[RECORD EXTRACTS]:
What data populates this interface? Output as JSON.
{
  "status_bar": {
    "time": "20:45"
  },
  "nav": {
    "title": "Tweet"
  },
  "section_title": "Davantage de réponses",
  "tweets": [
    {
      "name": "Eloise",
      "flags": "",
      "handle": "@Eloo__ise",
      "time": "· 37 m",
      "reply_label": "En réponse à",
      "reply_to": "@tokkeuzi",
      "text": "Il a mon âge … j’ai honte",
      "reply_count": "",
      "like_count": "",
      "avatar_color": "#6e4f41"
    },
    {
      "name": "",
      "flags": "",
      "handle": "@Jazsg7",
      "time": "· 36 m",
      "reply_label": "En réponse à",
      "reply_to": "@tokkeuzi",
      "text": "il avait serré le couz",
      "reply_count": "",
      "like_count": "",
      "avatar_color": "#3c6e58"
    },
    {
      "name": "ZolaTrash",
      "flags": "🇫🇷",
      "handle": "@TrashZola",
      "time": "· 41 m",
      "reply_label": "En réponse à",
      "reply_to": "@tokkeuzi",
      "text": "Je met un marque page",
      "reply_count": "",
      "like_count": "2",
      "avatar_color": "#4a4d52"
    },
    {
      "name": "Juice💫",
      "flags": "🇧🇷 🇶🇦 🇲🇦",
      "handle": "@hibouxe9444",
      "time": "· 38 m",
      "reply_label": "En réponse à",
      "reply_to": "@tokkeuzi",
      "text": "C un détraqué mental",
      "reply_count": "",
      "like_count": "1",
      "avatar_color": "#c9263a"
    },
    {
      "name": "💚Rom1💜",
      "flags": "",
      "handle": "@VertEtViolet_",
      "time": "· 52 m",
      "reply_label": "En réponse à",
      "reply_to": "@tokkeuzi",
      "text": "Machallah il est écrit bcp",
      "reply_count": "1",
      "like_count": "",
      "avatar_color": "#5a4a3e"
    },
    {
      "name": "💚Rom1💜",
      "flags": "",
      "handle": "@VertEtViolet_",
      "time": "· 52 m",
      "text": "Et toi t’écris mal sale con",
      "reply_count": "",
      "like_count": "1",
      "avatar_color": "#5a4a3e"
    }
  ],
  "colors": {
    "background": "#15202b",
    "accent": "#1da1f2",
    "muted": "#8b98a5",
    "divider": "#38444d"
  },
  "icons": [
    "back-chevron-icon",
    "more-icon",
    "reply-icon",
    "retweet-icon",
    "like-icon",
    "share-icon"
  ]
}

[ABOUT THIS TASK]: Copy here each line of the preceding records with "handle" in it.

[RESULT OF THE EXERCISE]:
      "handle": "@Eloo__ise",
      "handle": "@Jazsg7",
      "handle": "@TrashZola",
      "handle": "@hibouxe9444",
      "handle": "@VertEtViolet_",
      "handle": "@VertEtViolet_",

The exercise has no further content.